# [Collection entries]

"""

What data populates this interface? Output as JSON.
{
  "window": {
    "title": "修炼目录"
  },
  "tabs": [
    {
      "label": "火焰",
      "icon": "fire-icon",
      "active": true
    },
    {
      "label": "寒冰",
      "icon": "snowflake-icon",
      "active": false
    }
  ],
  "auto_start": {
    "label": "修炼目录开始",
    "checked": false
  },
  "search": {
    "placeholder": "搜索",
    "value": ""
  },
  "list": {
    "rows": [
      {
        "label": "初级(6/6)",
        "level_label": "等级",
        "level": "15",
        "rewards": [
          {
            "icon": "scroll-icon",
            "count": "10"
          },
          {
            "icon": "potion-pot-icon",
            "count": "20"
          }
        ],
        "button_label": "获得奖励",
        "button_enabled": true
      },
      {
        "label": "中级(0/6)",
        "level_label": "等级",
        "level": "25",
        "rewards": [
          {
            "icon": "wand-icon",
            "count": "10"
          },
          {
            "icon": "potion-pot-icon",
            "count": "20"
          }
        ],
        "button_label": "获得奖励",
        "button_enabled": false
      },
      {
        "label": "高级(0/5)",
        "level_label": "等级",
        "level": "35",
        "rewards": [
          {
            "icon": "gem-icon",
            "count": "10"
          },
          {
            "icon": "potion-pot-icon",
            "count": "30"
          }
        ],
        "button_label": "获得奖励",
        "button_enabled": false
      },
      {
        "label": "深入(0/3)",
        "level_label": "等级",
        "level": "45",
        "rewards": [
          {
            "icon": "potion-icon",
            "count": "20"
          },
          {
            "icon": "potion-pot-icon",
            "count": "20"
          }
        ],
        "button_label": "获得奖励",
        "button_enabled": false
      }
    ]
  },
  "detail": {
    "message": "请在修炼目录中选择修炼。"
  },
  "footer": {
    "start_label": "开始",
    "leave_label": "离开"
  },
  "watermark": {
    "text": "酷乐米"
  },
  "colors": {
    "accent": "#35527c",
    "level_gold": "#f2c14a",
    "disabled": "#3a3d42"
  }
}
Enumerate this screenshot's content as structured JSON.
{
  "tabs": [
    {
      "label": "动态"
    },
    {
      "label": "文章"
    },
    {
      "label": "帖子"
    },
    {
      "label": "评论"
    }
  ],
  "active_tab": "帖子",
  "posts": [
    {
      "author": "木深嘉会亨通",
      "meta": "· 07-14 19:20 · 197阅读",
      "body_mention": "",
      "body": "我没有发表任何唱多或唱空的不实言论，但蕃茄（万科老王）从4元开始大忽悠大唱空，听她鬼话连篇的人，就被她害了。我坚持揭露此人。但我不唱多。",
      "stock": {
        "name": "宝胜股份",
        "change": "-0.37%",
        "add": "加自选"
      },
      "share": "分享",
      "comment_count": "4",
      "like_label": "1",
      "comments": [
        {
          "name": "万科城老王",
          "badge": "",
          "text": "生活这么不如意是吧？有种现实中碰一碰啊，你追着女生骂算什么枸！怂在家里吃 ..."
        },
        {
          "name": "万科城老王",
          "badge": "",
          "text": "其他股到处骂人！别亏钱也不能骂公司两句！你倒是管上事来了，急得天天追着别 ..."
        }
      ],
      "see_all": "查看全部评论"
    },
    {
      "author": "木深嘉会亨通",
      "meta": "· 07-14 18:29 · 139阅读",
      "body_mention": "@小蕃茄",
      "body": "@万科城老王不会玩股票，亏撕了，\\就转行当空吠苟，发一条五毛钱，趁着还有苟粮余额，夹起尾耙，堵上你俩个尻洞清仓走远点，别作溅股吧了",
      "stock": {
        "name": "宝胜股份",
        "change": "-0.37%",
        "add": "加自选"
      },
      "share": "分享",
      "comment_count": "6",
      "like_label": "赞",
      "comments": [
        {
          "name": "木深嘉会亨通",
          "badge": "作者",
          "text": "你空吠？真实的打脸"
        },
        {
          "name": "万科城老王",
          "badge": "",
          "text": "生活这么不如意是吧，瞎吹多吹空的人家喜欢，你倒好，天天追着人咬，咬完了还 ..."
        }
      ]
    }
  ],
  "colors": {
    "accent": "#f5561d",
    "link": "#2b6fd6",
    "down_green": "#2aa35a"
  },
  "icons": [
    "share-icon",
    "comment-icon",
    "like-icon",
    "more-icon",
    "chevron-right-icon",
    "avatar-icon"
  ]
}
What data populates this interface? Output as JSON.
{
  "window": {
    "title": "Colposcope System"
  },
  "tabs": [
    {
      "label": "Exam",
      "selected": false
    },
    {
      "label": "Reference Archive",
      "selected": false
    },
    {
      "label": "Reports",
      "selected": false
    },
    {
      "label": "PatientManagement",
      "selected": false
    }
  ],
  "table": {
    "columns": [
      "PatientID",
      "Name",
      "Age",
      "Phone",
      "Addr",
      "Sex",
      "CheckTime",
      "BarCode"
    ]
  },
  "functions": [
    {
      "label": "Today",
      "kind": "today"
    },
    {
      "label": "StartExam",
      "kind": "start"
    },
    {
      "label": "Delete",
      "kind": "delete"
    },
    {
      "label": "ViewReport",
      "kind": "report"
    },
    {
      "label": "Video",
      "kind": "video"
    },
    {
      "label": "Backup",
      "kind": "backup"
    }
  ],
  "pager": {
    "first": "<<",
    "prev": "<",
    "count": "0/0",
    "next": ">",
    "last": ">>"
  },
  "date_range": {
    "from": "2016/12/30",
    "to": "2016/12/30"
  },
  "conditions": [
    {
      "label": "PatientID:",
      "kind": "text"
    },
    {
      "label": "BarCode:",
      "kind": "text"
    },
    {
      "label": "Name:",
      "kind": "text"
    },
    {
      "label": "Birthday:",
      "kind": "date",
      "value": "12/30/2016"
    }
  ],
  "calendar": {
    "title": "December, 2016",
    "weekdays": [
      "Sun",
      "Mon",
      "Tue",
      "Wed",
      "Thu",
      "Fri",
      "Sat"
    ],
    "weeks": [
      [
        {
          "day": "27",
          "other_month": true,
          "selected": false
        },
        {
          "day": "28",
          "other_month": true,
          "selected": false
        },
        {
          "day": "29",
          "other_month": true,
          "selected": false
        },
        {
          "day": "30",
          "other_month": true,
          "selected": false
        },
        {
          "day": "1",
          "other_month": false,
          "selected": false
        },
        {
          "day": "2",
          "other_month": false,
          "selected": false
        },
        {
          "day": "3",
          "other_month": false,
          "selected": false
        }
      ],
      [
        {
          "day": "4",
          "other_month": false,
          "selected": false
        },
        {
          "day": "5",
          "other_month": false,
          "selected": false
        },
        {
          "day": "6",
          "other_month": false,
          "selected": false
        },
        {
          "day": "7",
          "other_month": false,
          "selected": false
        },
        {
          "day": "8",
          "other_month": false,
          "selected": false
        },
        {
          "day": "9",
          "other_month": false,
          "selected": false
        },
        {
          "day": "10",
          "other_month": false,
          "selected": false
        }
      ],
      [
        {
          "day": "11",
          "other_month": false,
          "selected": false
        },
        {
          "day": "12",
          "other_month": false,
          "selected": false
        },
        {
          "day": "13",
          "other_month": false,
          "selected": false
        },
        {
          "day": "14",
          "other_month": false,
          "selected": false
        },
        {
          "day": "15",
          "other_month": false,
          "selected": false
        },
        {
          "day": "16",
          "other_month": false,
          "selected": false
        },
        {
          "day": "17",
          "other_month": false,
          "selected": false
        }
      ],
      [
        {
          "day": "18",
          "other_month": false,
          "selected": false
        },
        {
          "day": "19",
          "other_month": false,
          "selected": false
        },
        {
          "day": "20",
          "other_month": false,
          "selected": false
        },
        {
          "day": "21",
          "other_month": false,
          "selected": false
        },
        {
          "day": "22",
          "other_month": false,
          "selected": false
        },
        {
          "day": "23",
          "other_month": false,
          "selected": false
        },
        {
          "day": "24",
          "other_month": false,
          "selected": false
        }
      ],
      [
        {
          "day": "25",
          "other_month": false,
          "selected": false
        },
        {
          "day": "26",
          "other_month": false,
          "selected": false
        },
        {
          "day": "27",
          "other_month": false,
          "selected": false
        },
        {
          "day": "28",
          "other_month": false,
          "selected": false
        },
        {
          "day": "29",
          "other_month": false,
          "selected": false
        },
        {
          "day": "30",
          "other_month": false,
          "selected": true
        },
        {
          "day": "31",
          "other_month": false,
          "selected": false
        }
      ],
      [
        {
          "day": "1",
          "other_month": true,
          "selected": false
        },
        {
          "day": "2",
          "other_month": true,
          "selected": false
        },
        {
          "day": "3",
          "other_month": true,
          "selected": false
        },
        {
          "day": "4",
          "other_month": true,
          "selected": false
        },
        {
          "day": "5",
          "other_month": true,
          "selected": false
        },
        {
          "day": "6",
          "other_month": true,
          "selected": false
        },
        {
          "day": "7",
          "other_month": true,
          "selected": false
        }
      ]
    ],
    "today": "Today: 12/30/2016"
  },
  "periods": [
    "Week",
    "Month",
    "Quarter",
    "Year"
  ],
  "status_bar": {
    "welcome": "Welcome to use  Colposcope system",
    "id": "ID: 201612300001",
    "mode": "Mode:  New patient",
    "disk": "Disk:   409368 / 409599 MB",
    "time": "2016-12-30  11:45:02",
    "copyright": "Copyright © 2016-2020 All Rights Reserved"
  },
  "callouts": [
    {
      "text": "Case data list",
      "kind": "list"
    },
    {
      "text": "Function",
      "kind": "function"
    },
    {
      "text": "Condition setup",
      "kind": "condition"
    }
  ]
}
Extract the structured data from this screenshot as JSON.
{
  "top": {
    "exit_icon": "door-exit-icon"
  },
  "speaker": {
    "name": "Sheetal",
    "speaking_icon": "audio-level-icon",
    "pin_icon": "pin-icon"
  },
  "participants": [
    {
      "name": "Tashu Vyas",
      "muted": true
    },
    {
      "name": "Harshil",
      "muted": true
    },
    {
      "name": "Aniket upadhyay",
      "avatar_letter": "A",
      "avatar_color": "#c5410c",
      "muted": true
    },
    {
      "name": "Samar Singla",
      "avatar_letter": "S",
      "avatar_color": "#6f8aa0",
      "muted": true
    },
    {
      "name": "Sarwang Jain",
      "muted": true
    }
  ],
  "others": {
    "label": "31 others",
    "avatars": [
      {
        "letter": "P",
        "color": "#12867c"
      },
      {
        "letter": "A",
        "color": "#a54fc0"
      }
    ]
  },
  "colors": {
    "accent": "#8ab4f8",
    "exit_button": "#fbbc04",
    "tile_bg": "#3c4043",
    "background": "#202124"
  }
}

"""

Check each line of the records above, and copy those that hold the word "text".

# [Response below]
    "text": "酷乐米"
          "text": "生活这么不如意是吧？有种现实中碰一碰啊，你追着女生骂算什么枸！怂在家里吃 ..."
          "text": "其他股到处骂人！别亏钱也不能骂公司两句！你倒是管上事来了，急得天天追着别 ..."
          "text": "你空吠？真实的打脸"
          "text": "生活这么不如意是吧，瞎吹多吹空的人家喜欢，你倒好，天天追着人咬，咬完了还 ..."
      "kind": "text"
      "kind": "text"
      "kind": "text"
      "text": "Case data list",
      "text": "Function",
      "text": "Condition setup",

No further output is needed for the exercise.